### The task:
Each line that contains the word "screenshot" counts once; give the total for the records below and nothing else.

----- Working data -----

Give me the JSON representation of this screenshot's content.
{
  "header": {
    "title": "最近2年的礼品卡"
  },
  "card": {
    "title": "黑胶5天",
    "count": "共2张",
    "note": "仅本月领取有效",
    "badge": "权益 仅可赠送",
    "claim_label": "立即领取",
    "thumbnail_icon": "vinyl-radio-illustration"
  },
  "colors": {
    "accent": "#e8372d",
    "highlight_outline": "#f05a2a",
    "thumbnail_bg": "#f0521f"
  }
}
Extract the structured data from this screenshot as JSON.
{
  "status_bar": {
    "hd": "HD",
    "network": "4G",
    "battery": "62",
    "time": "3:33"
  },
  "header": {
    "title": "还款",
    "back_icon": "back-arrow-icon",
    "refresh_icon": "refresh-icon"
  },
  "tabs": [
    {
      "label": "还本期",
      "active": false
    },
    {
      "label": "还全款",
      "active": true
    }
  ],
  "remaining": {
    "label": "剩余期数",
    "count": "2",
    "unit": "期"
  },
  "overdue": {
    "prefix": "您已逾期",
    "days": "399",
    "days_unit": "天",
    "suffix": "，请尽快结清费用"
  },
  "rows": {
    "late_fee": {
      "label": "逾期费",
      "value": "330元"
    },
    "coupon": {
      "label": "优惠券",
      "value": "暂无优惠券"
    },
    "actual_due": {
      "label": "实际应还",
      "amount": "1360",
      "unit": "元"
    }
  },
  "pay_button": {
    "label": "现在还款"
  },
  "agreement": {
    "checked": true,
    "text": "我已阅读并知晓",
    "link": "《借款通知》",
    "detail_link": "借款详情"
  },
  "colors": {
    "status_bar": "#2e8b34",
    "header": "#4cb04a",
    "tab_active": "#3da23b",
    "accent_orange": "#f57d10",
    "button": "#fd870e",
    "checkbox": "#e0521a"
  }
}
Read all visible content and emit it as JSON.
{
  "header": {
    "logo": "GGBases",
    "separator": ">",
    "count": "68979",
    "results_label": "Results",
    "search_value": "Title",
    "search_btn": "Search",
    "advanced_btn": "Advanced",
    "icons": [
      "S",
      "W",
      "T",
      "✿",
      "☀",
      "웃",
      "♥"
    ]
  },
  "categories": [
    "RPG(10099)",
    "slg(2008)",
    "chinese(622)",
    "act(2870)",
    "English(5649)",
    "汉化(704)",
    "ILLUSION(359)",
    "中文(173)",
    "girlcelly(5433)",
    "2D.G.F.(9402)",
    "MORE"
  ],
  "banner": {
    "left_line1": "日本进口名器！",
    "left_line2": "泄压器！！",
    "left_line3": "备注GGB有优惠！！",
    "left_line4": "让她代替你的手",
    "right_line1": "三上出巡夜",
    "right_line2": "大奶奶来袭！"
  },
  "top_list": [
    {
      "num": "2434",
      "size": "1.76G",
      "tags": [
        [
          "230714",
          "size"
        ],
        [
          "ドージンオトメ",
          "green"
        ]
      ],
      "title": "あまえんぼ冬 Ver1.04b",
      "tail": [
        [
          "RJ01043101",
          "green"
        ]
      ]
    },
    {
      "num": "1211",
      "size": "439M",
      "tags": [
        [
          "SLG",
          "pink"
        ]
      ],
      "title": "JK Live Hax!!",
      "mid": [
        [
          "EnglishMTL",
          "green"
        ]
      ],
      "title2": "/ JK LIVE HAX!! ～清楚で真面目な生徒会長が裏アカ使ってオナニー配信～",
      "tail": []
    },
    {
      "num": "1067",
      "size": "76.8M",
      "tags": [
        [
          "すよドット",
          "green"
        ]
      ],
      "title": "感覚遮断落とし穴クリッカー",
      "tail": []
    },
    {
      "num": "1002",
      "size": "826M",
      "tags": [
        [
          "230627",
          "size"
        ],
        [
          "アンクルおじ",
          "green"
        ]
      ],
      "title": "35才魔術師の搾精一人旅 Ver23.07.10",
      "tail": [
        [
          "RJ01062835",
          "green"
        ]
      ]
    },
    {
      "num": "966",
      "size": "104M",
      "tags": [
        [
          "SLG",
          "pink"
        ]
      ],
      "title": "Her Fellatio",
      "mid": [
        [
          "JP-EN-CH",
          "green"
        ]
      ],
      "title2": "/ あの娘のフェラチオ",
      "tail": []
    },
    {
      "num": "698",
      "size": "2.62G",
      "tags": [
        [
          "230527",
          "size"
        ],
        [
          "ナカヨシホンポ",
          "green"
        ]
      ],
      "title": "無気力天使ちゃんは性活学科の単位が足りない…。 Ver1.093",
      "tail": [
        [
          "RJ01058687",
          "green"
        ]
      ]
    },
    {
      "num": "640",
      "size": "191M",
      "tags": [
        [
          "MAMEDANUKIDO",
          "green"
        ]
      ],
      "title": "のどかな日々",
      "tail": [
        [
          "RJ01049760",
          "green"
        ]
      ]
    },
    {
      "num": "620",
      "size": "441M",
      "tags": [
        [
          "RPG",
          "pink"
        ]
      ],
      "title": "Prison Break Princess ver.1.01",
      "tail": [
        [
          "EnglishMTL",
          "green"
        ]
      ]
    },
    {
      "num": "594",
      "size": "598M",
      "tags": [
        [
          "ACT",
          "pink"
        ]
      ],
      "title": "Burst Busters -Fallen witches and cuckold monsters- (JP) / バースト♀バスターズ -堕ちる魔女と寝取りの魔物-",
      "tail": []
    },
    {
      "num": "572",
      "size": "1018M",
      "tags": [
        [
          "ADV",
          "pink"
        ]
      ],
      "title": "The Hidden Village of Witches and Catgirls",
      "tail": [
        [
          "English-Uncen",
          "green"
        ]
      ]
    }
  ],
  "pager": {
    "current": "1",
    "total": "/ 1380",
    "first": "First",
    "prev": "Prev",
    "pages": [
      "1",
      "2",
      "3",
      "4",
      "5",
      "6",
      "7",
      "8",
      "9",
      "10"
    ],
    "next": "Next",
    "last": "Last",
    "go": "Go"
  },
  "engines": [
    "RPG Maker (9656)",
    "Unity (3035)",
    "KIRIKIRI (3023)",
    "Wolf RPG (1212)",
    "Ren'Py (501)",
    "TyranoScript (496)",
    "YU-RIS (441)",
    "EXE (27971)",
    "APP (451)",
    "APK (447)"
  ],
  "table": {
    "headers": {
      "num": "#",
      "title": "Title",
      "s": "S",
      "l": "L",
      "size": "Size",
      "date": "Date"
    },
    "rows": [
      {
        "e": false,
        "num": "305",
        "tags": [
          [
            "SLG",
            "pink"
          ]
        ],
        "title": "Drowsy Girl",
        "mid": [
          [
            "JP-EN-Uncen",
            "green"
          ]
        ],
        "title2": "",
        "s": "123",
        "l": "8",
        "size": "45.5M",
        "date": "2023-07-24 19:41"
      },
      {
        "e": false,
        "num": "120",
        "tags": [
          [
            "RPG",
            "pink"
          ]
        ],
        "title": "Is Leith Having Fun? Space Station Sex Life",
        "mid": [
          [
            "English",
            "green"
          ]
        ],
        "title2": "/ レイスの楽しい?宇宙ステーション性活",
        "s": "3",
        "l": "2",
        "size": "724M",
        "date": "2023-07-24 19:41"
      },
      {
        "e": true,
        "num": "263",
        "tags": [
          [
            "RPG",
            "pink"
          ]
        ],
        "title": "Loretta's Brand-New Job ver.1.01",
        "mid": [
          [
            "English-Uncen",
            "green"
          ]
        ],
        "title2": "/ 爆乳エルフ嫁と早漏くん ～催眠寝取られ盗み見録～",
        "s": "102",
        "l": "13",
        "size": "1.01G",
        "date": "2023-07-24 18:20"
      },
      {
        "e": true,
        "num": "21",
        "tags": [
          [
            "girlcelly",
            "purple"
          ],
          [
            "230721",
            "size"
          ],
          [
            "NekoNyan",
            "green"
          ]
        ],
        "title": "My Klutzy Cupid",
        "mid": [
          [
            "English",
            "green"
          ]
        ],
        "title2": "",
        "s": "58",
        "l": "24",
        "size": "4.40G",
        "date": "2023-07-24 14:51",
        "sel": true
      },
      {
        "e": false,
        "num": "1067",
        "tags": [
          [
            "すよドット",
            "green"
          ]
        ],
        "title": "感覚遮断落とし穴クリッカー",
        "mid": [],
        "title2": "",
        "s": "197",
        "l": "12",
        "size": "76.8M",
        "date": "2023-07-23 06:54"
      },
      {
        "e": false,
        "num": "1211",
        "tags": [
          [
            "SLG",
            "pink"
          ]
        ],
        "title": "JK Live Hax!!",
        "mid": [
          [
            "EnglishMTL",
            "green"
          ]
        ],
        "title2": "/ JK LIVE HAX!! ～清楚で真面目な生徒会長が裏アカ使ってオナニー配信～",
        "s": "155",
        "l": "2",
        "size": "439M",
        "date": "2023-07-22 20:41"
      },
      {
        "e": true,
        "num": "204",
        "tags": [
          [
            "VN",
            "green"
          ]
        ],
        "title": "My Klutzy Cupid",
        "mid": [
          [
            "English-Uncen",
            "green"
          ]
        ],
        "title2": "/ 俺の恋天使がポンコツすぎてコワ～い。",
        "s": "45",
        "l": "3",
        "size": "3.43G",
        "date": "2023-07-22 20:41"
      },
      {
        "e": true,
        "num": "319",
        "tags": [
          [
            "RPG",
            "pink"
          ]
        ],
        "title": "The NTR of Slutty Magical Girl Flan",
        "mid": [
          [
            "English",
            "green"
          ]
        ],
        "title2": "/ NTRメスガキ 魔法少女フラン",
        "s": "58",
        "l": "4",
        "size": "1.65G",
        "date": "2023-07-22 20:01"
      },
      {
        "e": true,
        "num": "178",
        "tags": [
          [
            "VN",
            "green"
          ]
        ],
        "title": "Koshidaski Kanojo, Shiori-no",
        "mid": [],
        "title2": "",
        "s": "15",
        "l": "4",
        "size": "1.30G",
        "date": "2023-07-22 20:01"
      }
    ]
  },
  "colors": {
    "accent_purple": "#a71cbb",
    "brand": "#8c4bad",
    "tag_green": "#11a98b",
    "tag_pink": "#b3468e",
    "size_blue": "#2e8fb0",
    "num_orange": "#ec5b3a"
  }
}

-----

### Answer section:
2